WHAT TO DO — All records are to be reproduced verbatim, with images omitted.

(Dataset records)
---
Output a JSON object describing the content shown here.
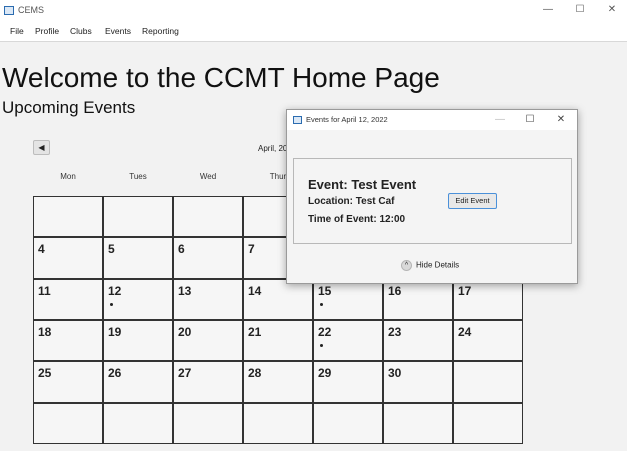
{
  "window": {
    "title": "CEMS",
    "controls": {
      "minimize": "—",
      "maximize": "☐",
      "close": "✕"
    }
  },
  "menu": {
    "items": [
      "File",
      "Profile",
      "Clubs",
      "Events",
      "Reporting"
    ]
  },
  "header": {
    "welcome": "Welcome to the CCMT Home Page",
    "upcoming": "Upcoming Events"
  },
  "calendar": {
    "prev_icon": "◀",
    "month_label": "April, 20",
    "days_of_week": [
      "Mon",
      "Tues",
      "Wed",
      "Thur"
    ],
    "weeks": [
      [
        {
          "day": ""
        },
        {
          "day": ""
        },
        {
          "day": ""
        },
        {
          "day": ""
        },
        {
          "day": ""
        },
        {
          "day": ""
        },
        {
          "day": ""
        }
      ],
      [
        {
          "day": "4"
        },
        {
          "day": "5"
        },
        {
          "day": "6"
        },
        {
          "day": "7"
        },
        {
          "day": ""
        },
        {
          "day": ""
        },
        {
          "day": ""
        }
      ],
      [
        {
          "day": "11"
        },
        {
          "day": "12",
          "event": true
        },
        {
          "day": "13"
        },
        {
          "day": "14"
        },
        {
          "day": "15",
          "event": true
        },
        {
          "day": "16"
        },
        {
          "day": "17"
        }
      ],
      [
        {
          "day": "18"
        },
        {
          "day": "19"
        },
        {
          "day": "20"
        },
        {
          "day": "21"
        },
        {
          "day": "22",
          "event": true
        },
        {
          "day": "23"
        },
        {
          "day": "24"
        }
      ],
      [
        {
          "day": "25"
        },
        {
          "day": "26"
        },
        {
          "day": "27"
        },
        {
          "day": "28"
        },
        {
          "day": "29"
        },
        {
          "day": "30"
        },
        {
          "day": ""
        }
      ],
      [
        {
          "day": ""
        },
        {
          "day": ""
        },
        {
          "day": ""
        },
        {
          "day": ""
        },
        {
          "day": ""
        },
        {
          "day": ""
        },
        {
          "day": ""
        }
      ]
    ]
  },
  "dialog": {
    "title": "Events for April 12, 2022",
    "controls": {
      "minimize": "—",
      "maximize": "☐",
      "close": "✕"
    },
    "event_name": "Event: Test Event",
    "location": "Location: Test Caf",
    "time": "Time of Event: 12:00",
    "edit_button": "Edit Event",
    "hide_details": "Hide Details",
    "hide_icon": "^"
  }
}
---
TASK RESPONSE —
Output a JSON object describing the content shown here.
{
  "window": {
    "title": "CEMS",
    "controls": {
      "minimize": "—",
      "maximize": "☐",
      "close": "✕"
    }
  },
  "menu": {
    "items": [
      "File",
      "Profile",
      "Clubs",
      "Events",
      "Reporting"
    ]
  },
  "header": {
    "welcome": "Welcome to the CCMT Home Page",
    "upcoming": "Upcoming Events"
  },
  "calendar": {
    "prev_icon": "◀",
    "month_label": "April, 20",
    "days_of_week": [
      "Mon",
      "Tues",
      "Wed",
      "Thur"
    ],
    "weeks": [
      [
        {
          "day": ""
        },
        {
          "day": ""
        },
        {
          "day": ""
        },
        {
          "day": ""
        },
        {
          "day": ""
        },
        {
          "day": ""
        },
        {
          "day": ""
        }
      ],
      [
        {
          "day": "4"
        },
        {
          "day": "5"
        },
        {
          "day": "6"
        },
        {
          "day": "7"
        },
        {
          "day": ""
        },
        {
          "day": ""
        },
        {
          "day": ""
        }
      ],
      [
        {
          "day": "11"
        },
        {
          "day": "12",
          "event": true
        },
        {
          "day": "13"
        },
        {
          "day": "14"
        },
        {
          "day": "15",
          "event": true
        },
        {
          "day": "16"
        },
        {
          "day": "17"
        }
      ],
      [
        {
          "day": "18"
        },
        {
          "day": "19"
        },
        {
          "day": "20"
        },
        {
          "day": "21"
        },
        {
          "day": "22",
          "event": true
        },
        {
          "day": "23"
        },
        {
          "day": "24"
        }
      ],
      [
        {
          "day": "25"
        },
        {
          "day": "26"
        },
        {
          "day": "27"
        },
        {
          "day": "28"
        },
        {
          "day": "29"
        },
        {
          "day": "30"
        },
        {
          "day": ""
        }
      ],
      [
        {
          "day": ""
        },
        {
          "day": ""
        },
        {
          "day": ""
        },
        {
          "day": ""
        },
        {
          "day": ""
        },
        {
          "day": ""
        },
        {
          "day": ""
        }
      ]
    ]
  },
  "dialog": {
    "title": "Events for April 12, 2022",
    "controls": {
      "minimize": "—",
      "maximize": "☐",
      "close": "✕"
    },
    "event_name": "Event: Test Event",
    "location": "Location: Test Caf",
    "time": "Time of Event: 12:00",
    "edit_button": "Edit Event",
    "hide_details": "Hide Details",
    "hide_icon": "^"
  }
}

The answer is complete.